#### What is required:
Copy out each line from the material where the word "Media" is found.

----------------------------------------

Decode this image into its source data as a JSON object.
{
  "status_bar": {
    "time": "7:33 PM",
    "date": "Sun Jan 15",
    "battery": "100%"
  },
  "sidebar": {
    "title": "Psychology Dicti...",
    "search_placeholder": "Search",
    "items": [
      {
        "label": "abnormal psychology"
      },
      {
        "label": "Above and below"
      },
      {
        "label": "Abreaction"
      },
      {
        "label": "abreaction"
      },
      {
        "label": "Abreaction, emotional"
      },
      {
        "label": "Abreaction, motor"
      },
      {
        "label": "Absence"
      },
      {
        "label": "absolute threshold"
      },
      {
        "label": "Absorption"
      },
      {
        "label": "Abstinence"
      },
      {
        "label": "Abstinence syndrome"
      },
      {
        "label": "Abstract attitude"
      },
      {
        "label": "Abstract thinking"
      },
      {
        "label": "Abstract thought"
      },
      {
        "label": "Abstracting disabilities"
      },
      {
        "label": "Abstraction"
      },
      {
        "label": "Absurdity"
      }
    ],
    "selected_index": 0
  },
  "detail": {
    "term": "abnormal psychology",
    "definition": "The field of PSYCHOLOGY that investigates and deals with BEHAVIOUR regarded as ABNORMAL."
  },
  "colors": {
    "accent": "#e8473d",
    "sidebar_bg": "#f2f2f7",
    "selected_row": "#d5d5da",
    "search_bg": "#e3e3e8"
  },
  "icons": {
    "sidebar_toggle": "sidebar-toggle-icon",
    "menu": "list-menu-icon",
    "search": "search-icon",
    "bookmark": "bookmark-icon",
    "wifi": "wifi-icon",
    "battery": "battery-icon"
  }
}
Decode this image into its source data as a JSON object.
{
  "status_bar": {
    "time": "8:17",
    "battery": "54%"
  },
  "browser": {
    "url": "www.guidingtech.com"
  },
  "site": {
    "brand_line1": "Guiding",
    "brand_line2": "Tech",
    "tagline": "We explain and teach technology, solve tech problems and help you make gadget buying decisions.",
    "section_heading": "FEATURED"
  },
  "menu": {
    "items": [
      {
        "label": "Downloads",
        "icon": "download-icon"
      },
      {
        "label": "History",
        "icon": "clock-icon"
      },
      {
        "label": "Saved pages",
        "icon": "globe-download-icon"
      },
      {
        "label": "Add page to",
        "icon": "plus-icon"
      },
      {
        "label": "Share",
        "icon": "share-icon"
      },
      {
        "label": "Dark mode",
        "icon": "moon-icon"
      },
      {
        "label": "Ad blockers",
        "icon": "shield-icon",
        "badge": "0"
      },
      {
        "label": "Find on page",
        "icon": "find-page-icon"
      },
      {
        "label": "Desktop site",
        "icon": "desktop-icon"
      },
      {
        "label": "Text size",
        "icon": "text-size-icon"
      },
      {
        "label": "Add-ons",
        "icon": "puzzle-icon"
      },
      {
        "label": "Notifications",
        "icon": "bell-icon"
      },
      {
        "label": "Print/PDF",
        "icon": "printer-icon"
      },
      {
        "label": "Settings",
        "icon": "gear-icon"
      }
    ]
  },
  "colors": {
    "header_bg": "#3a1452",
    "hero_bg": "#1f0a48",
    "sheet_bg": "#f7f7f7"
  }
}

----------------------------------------

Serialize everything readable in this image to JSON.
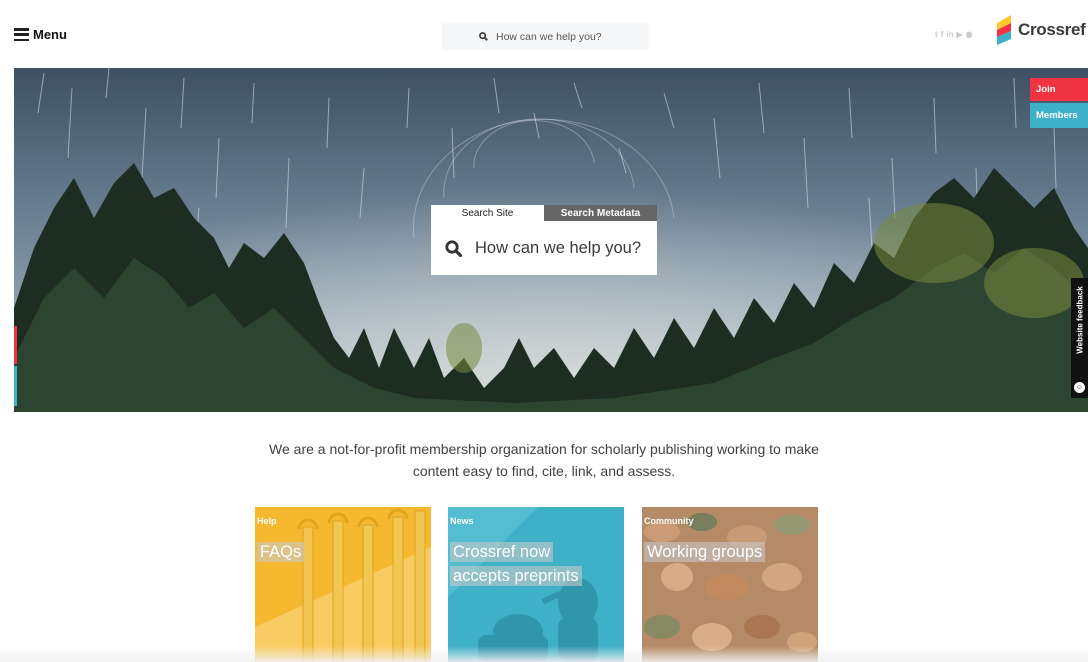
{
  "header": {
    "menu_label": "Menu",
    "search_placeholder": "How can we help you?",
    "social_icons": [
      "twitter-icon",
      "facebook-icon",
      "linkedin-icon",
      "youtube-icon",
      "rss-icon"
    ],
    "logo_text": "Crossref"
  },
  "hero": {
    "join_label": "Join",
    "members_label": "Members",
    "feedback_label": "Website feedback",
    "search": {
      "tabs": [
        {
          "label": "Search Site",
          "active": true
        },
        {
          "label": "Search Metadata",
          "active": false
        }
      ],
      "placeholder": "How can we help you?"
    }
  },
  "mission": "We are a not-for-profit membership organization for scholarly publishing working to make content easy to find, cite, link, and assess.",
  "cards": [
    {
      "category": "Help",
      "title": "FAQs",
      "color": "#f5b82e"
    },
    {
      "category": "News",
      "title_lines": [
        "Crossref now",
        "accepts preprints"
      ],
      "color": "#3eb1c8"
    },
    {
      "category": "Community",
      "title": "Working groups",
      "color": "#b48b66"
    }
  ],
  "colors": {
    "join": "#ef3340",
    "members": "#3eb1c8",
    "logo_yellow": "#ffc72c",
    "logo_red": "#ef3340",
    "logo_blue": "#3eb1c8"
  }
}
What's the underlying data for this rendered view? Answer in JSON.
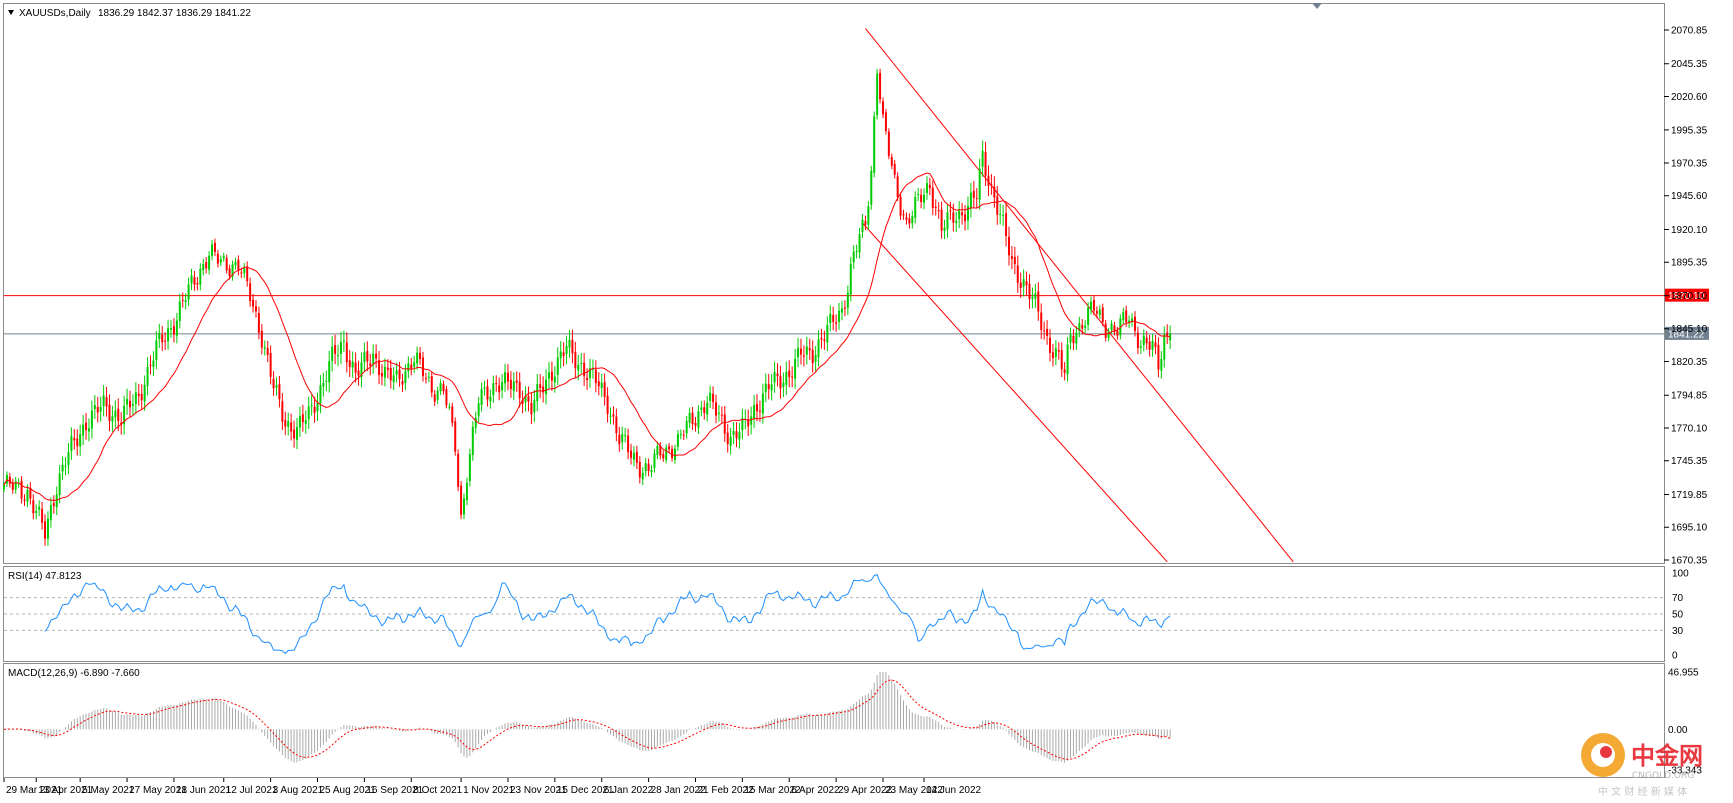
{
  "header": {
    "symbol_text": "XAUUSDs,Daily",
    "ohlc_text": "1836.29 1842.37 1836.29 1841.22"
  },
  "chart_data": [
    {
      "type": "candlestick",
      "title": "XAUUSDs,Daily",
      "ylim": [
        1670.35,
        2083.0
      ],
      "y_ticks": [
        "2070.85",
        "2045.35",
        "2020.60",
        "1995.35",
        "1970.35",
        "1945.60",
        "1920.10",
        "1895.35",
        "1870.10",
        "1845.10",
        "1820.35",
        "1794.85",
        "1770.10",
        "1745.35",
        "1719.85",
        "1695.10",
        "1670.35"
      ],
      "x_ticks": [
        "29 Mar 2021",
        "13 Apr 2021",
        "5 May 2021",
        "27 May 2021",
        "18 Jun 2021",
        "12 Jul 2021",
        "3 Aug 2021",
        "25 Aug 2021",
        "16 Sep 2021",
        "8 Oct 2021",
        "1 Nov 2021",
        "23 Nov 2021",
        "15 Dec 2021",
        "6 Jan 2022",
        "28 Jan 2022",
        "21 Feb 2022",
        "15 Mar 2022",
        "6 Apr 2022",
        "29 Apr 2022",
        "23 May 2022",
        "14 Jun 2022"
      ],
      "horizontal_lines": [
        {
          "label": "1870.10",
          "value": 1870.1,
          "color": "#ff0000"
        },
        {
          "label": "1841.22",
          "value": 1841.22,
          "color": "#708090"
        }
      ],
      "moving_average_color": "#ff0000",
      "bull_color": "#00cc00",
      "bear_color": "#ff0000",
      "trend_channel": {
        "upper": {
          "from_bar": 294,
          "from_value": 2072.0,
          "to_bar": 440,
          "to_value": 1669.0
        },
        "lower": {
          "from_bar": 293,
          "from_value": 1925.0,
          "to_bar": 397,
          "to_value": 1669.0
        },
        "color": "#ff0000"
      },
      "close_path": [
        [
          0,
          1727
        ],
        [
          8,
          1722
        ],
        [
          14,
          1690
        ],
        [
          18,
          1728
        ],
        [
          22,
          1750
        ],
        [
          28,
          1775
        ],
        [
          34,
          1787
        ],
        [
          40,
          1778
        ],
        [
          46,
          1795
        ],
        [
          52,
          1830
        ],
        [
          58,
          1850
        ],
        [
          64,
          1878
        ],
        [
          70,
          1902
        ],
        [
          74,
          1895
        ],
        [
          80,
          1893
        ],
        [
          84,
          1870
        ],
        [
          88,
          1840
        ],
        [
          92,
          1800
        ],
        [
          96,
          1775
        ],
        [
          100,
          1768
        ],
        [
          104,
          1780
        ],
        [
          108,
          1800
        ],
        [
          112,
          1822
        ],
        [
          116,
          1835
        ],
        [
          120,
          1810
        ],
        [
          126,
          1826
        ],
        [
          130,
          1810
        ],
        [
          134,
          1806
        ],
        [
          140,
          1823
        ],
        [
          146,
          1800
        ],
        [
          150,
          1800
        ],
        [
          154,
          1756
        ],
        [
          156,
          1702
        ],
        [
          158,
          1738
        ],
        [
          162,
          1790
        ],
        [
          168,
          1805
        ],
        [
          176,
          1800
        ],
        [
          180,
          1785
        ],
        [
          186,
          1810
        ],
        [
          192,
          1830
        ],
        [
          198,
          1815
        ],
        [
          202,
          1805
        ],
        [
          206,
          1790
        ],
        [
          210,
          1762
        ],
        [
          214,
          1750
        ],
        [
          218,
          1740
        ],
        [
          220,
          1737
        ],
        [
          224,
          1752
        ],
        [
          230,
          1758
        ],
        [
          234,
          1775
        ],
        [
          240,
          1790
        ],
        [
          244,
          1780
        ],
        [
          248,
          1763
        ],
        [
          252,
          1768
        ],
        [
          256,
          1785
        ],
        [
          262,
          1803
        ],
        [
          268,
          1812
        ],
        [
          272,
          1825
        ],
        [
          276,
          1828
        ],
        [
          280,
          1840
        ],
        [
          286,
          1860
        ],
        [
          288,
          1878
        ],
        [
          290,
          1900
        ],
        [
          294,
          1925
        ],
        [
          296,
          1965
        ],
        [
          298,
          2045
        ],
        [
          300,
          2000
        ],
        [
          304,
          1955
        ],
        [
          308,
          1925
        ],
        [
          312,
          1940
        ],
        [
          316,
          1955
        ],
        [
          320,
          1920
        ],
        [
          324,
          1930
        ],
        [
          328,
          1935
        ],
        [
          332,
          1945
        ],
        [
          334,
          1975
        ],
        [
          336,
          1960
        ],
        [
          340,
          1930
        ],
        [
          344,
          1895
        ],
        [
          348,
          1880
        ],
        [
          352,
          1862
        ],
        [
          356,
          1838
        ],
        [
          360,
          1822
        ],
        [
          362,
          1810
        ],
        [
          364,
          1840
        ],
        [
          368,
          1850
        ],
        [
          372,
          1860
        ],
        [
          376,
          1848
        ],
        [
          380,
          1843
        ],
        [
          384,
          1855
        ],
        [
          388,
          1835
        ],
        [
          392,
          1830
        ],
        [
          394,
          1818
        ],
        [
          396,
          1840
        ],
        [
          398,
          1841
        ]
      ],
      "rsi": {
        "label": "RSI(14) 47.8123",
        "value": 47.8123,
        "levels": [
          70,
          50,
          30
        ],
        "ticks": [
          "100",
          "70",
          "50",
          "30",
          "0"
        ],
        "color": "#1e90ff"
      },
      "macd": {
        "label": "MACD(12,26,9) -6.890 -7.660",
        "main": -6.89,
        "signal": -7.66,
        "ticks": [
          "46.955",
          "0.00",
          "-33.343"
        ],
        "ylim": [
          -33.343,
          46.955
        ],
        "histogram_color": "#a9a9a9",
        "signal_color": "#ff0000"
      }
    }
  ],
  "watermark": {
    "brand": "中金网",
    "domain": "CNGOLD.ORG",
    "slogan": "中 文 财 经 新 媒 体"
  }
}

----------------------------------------

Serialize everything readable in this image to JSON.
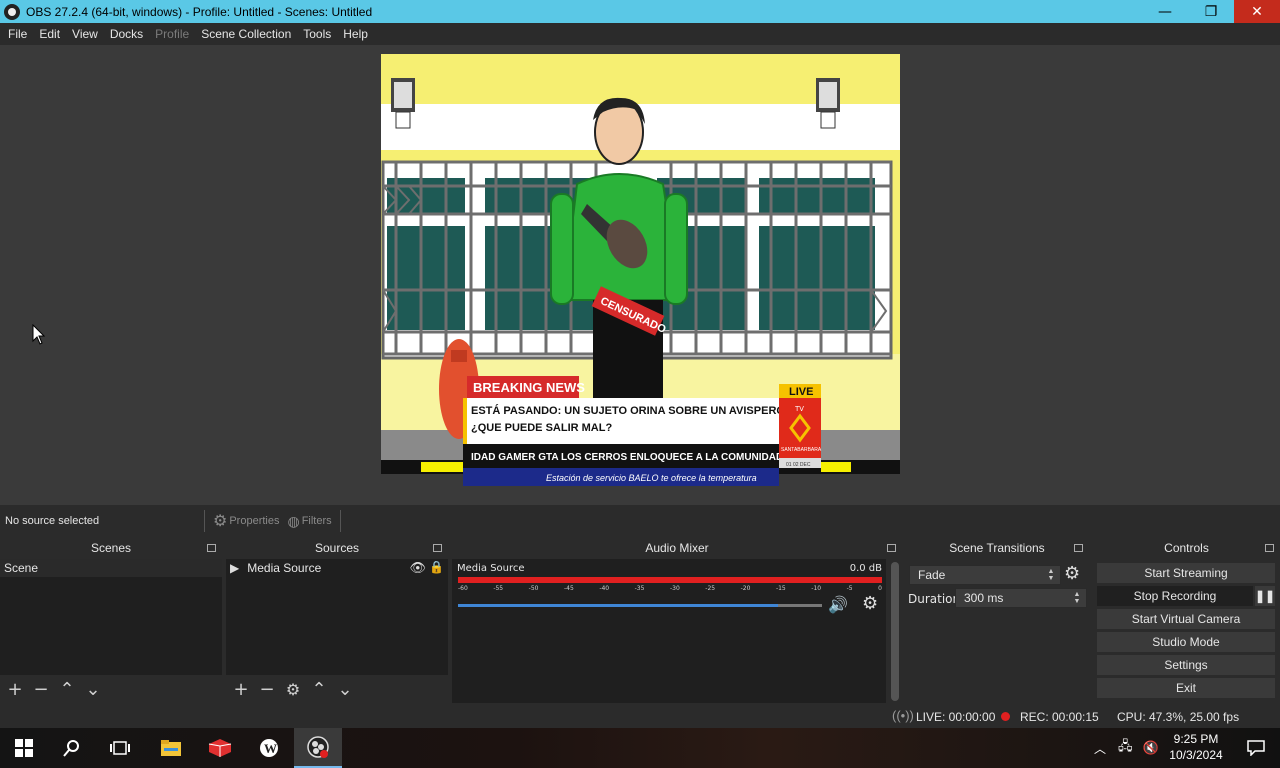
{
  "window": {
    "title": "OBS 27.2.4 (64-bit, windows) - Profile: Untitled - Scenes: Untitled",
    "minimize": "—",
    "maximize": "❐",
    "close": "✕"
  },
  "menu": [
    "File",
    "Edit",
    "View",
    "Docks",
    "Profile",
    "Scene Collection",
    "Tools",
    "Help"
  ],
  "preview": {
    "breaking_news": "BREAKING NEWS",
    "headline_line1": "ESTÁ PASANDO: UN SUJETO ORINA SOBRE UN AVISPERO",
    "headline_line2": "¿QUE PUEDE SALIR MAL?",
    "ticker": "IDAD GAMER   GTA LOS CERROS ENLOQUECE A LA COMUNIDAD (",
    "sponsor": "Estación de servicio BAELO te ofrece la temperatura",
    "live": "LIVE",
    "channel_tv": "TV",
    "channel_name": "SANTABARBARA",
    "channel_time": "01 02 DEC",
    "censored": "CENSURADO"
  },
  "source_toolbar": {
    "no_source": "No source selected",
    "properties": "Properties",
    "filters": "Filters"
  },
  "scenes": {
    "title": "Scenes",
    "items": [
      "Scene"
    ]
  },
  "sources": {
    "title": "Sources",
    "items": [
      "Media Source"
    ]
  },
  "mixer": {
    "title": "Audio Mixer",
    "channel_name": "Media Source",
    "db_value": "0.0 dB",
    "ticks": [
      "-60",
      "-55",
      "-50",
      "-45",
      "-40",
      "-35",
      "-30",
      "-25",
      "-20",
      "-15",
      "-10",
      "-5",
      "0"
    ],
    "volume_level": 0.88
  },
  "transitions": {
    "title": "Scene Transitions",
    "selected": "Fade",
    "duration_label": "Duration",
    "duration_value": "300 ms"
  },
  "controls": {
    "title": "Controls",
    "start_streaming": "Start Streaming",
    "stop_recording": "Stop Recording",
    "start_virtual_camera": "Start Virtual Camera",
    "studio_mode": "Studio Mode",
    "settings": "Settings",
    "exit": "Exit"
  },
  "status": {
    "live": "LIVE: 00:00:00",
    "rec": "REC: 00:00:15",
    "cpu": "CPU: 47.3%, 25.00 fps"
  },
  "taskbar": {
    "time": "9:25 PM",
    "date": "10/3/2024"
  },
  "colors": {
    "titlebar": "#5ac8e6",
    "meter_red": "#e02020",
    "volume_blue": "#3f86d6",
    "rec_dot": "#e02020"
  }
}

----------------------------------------

#### Answer for the task:
      "Media Source"
    "channel_name": "Media Source",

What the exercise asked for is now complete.